### WORK ORDER:
Whenever the string "data" appears in a line of the listing below, that line counts. Say how many lines count, and give nothing else.

### SUPPLIED ENTRIES:
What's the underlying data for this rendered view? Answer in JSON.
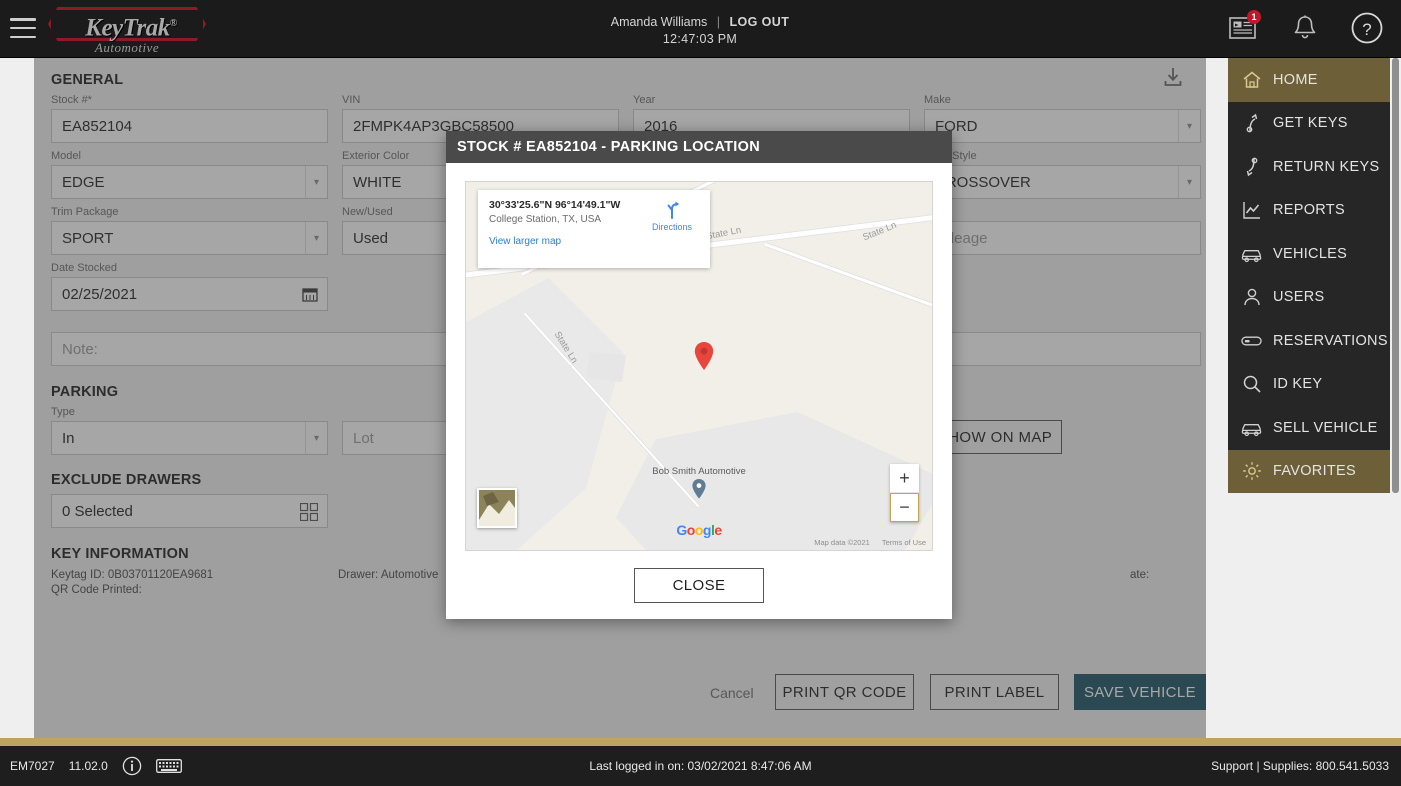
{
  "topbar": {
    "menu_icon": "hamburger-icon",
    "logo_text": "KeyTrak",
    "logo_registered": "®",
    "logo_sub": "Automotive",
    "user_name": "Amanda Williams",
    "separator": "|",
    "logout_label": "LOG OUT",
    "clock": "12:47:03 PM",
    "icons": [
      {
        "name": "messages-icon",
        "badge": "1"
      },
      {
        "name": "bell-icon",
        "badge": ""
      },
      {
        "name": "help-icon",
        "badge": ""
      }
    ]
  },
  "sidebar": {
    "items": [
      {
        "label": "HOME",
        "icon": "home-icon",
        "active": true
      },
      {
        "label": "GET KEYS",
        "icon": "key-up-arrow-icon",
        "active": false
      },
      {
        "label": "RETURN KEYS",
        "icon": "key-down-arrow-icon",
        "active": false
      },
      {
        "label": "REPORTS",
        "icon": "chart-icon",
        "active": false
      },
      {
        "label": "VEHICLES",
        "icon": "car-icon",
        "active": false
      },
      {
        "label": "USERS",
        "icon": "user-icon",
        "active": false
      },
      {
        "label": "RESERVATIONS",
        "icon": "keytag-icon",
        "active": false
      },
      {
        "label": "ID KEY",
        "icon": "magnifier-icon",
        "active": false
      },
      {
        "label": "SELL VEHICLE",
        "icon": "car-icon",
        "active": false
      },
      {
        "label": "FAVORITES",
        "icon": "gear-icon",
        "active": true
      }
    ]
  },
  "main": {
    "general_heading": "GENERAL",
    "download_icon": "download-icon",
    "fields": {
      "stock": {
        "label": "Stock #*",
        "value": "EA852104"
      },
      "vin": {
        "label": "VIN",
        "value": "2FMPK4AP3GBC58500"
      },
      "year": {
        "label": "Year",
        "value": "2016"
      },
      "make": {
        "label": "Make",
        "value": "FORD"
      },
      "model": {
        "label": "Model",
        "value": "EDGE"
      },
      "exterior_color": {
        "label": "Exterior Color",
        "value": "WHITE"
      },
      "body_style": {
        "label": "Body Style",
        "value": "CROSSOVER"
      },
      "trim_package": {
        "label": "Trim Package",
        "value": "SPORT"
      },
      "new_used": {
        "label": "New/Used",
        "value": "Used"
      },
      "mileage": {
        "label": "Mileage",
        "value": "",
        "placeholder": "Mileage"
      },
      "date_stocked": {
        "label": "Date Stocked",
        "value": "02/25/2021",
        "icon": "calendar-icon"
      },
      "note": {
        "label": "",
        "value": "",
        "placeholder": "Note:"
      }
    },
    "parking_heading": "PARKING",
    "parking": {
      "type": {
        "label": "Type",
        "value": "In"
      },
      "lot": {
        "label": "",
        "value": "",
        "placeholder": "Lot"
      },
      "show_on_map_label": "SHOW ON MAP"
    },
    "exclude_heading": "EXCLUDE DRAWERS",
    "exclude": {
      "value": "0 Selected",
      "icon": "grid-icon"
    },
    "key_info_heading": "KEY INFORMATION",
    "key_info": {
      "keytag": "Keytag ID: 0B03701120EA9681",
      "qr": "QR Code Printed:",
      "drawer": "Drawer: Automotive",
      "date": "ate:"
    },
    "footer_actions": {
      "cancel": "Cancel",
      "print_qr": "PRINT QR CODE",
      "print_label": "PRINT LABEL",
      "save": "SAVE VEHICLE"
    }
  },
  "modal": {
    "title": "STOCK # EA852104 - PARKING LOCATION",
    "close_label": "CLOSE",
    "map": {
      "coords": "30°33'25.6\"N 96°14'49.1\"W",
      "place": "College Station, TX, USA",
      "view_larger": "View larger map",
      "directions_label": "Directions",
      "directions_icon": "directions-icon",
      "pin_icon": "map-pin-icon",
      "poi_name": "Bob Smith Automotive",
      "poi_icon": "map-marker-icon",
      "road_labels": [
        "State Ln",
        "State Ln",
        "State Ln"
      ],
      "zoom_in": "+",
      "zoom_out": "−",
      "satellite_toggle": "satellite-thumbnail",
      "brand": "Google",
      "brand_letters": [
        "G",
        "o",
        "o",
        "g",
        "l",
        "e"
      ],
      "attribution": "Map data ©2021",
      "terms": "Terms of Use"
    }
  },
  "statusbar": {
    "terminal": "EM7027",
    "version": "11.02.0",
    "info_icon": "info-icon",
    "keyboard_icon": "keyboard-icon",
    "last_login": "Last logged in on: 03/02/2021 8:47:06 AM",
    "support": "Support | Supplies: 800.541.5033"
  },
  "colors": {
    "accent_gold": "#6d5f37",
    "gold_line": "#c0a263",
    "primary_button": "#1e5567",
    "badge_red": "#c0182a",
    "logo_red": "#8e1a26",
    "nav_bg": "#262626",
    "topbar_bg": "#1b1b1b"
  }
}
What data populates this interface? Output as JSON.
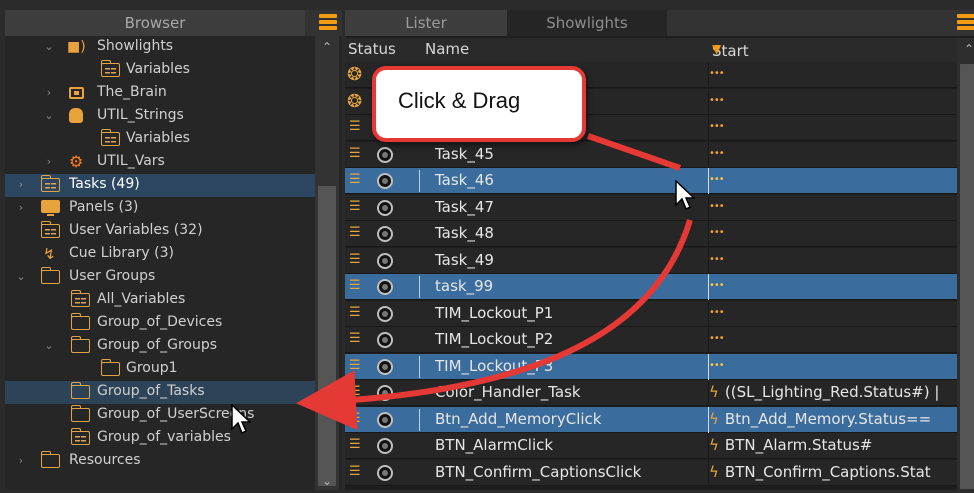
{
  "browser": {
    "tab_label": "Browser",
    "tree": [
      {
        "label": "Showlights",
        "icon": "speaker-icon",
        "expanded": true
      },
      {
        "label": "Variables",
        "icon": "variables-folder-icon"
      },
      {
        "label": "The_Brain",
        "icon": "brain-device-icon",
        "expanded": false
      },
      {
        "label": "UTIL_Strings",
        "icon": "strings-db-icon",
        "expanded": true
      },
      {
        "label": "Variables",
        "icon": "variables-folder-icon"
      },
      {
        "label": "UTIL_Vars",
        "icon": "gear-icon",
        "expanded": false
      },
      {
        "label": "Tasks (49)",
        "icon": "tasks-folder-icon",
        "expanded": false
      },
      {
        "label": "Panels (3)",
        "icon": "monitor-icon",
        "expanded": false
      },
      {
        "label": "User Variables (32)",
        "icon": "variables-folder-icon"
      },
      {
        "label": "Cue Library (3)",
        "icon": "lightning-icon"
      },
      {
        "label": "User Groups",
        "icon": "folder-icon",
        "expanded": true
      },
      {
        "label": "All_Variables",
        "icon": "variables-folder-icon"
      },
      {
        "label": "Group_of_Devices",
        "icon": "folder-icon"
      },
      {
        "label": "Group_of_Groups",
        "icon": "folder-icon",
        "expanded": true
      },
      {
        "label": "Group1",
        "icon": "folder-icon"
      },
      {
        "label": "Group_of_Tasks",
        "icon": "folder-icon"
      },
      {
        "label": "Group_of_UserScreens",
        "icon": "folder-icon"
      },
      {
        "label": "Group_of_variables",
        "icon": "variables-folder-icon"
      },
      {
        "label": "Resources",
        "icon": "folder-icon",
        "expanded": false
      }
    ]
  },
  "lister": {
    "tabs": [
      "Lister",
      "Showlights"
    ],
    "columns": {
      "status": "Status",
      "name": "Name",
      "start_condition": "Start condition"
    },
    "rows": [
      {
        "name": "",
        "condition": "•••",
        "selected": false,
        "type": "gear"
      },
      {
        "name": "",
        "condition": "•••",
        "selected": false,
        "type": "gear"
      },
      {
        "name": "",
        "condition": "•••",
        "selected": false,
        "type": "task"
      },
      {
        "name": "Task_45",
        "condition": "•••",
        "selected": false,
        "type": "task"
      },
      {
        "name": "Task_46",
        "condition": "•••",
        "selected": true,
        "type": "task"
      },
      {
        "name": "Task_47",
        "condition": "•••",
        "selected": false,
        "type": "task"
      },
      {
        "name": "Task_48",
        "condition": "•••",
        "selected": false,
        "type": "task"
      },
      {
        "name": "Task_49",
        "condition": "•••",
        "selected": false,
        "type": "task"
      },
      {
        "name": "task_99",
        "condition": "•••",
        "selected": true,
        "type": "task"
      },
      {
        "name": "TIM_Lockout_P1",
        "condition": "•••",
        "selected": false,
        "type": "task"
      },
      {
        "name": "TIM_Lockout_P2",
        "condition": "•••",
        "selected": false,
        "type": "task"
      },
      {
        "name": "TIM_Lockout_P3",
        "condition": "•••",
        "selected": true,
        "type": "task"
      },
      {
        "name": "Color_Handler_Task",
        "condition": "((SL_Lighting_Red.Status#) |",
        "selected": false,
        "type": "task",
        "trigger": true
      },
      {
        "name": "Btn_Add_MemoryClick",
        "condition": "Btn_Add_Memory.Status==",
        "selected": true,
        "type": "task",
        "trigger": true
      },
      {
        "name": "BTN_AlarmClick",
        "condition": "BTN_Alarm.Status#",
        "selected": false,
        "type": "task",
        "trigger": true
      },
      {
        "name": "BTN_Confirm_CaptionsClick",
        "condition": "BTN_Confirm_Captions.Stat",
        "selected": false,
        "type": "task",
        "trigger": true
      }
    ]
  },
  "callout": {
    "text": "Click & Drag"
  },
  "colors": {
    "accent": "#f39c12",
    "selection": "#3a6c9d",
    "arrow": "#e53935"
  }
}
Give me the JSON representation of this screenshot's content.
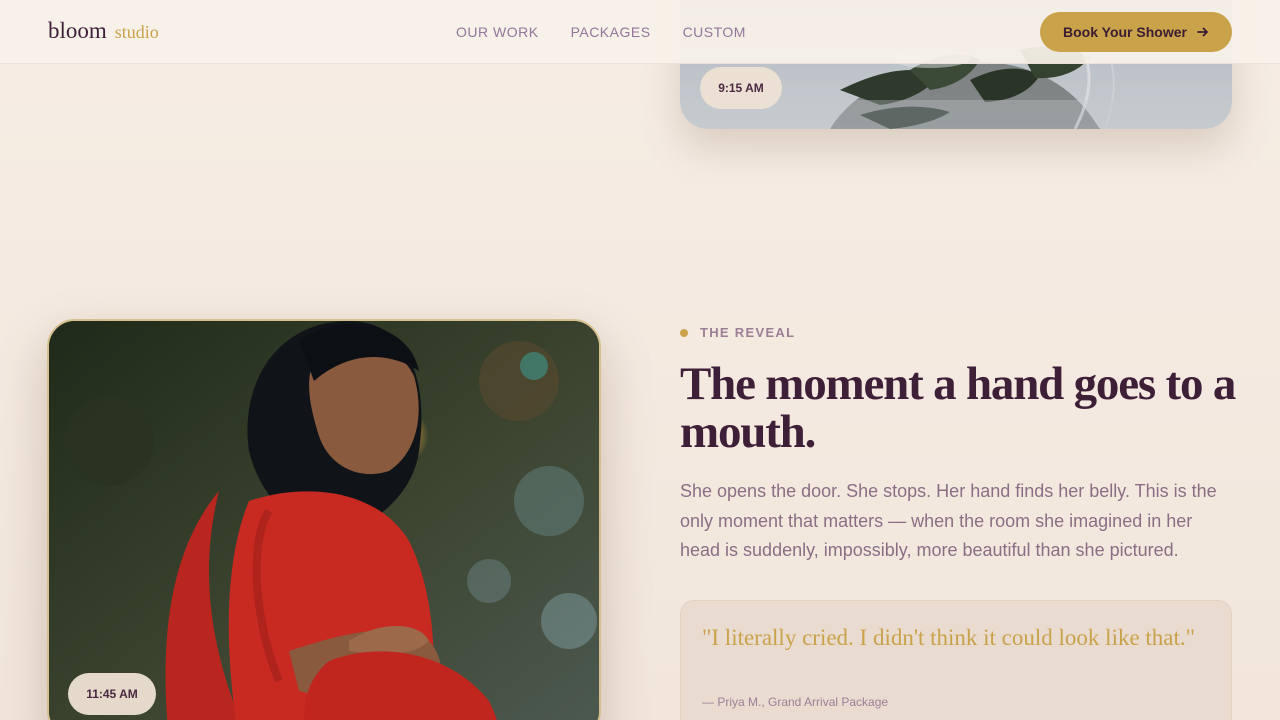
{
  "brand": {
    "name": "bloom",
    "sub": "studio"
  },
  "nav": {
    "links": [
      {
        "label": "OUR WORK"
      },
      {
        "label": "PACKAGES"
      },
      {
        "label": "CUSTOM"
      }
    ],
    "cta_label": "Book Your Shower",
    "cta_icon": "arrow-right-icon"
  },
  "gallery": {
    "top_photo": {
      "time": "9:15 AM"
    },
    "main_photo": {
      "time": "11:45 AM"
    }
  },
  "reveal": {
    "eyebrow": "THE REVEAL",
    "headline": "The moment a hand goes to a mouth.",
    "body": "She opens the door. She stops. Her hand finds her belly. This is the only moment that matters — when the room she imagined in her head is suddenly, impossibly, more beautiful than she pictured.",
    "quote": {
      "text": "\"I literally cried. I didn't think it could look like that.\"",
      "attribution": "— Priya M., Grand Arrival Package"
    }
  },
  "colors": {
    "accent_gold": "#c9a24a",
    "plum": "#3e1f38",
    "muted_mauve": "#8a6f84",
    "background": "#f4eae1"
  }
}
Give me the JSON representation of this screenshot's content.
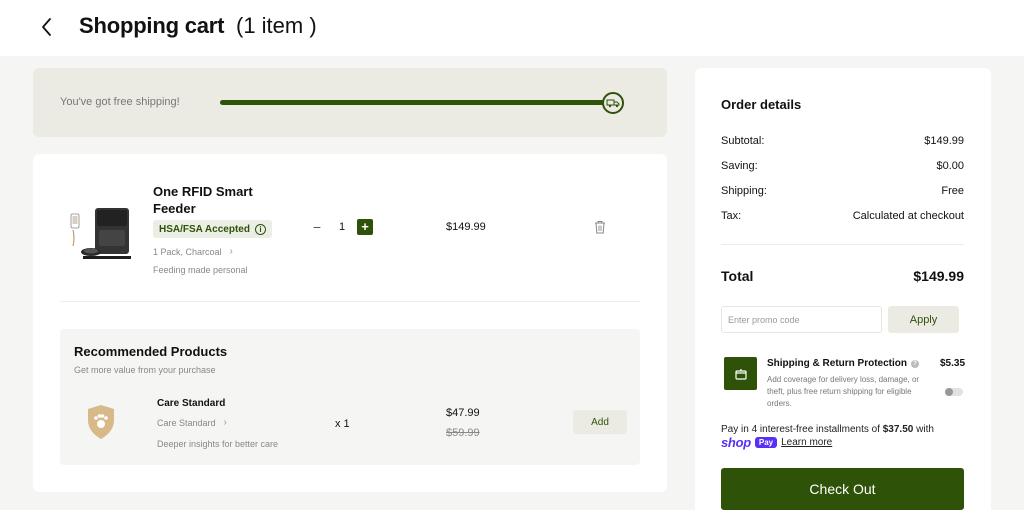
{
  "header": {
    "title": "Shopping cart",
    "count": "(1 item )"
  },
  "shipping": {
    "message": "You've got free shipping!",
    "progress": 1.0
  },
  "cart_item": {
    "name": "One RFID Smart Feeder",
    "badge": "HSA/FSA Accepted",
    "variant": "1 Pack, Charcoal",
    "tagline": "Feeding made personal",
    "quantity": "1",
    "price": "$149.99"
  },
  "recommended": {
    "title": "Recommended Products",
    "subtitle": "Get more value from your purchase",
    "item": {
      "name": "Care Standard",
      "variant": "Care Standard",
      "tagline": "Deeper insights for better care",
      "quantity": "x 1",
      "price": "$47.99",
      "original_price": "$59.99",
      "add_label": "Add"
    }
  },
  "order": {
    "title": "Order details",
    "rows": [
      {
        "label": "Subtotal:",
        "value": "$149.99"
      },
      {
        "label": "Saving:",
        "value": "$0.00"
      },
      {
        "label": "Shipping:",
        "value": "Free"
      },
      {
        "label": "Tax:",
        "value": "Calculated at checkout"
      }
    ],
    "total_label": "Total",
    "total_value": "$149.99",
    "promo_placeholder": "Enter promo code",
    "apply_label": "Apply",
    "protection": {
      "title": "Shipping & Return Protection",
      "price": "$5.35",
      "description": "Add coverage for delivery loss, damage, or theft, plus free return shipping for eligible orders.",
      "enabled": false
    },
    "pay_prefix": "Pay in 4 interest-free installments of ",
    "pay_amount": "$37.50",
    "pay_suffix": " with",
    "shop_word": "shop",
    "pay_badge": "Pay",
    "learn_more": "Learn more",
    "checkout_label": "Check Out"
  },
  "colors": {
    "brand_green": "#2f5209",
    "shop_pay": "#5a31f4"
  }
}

### RESPONSE TO THE EXERCISE:
3